Travel Blogs from Ahrenshoop
... we met an awesome travel excursions officer who is from Amsterdam. He has back packed through the east coast of Australia and the 3 of us connected straight away. He bought us back to reality and helped us change our excursion options to cost effective and worthy to do activities. We decided to have another rest day ...
... morning there were not a lot of tourists or locals around. We predominantly had the city to ourselves. Another of my favourite memorials was a glass panel in the ground. When you looked into the panel you could see a large space with empty bookshelves. This memorial is to acknowledge all the literature which was burnt during Hitler's reigns. Jonathan was an amazing guide and there is so much I could write about from our tour. Instead book ...
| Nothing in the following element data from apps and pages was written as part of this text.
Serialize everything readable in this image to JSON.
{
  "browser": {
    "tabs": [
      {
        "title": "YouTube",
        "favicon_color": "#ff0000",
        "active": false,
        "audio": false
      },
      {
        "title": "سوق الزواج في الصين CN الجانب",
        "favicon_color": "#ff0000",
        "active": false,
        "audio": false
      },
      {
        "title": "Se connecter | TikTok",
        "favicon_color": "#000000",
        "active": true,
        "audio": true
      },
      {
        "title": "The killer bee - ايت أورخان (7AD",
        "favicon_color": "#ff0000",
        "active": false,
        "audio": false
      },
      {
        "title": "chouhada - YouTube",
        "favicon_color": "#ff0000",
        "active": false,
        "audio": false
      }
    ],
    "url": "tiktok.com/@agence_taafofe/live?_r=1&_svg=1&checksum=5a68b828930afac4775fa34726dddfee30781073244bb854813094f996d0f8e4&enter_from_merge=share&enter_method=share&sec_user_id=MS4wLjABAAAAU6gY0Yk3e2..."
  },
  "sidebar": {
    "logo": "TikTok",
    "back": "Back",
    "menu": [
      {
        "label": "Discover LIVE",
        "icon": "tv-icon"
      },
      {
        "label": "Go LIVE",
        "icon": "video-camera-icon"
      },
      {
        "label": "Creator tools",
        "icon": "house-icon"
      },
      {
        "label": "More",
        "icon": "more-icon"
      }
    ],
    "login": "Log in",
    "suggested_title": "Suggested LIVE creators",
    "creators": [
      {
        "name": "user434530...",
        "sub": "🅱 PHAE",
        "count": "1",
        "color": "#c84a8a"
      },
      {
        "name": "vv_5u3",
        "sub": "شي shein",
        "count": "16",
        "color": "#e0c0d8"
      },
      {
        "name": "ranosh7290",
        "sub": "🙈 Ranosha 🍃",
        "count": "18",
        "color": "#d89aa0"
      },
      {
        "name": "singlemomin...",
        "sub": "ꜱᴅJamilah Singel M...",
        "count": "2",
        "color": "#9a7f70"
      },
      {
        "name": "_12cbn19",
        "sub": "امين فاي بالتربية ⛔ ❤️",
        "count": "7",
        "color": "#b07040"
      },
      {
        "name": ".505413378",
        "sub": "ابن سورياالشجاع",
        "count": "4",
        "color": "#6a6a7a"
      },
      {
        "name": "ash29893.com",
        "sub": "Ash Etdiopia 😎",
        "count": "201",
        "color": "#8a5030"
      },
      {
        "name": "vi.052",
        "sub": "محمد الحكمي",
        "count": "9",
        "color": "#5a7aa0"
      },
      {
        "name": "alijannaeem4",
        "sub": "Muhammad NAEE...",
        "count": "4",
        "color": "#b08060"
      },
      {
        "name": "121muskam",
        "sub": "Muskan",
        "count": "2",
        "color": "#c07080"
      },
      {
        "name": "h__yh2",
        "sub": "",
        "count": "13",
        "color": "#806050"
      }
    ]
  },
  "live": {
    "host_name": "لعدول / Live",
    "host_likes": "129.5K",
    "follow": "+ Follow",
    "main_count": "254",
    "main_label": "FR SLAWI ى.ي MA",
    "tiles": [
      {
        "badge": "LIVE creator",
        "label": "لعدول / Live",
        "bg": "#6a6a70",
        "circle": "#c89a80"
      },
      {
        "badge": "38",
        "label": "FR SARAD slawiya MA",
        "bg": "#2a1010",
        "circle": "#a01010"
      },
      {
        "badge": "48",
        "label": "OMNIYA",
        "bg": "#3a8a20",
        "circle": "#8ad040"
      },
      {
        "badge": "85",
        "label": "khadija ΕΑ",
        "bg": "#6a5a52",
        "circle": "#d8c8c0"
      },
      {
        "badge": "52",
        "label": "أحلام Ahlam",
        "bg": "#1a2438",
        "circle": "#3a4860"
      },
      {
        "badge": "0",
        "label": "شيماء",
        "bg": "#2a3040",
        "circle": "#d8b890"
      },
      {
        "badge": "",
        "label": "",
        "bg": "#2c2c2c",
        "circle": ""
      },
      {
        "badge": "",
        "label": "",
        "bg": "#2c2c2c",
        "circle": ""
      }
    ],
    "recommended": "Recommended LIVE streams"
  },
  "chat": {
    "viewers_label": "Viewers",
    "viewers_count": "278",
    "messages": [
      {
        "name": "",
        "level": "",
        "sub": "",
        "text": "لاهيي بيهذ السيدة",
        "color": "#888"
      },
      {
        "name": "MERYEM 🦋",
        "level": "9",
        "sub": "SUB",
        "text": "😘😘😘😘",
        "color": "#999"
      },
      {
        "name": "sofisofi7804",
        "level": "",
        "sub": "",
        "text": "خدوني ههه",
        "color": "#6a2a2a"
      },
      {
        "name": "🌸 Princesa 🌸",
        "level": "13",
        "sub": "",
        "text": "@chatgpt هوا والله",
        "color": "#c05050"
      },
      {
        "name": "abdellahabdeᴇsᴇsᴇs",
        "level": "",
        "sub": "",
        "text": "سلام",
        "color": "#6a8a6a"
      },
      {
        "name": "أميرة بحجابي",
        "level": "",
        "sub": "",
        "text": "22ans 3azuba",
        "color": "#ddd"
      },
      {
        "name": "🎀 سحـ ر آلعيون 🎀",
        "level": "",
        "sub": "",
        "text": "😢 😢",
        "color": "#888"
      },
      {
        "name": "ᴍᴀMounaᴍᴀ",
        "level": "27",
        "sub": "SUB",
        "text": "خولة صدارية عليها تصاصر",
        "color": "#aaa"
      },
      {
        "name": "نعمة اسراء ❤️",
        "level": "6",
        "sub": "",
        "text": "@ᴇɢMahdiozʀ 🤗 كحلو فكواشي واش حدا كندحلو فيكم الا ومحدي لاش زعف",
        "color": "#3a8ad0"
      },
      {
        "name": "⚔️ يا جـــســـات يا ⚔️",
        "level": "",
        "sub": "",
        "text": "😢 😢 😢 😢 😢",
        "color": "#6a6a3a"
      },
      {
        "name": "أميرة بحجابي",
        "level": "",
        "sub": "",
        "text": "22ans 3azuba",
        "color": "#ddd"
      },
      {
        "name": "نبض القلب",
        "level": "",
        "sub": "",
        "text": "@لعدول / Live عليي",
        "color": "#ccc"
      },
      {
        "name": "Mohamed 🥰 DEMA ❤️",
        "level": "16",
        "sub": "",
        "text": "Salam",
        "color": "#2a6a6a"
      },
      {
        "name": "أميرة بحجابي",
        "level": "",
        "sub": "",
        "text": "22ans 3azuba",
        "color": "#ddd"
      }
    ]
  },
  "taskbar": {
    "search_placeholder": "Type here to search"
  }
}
... silencing. A quote I had heard earlier summed it up well: "There is nothing you can say, so you stay silent, but in being silent you lie." It's hard to describe how it makes you feel seeing how horrible humans can be, but seeing the memorials makes you feel like there is hope that something like that will never be repeated. After the concentration camp, we went to Berlin where we got to see the Berlin Wall, checkpoint Charlie, and several other important buildings ...
Taxi ride from Viking descendant. arrived at the star studded cruiser, passing towns from Denmark to Wernamude, Germany. Multi ethnic cruisers, met Bostonians, gal discussed football with C thru entire fire drill. At Show encouraged an Asian couple to dance, they bowed good night to us. Late nite listening to Motown, Great dinner and wine- now this is more like ...
... and sculpture.
With basic directions from our guide book, and some help along the way, we ended up in a small parking lot for a supermarket and an unmarked brown building.
This was the former headquarters for East Germany’s feared secret police, known as the Stassi, and now open to the public.
We entered a small lobby, walked through a set of prison bars, then up a flight of stairs.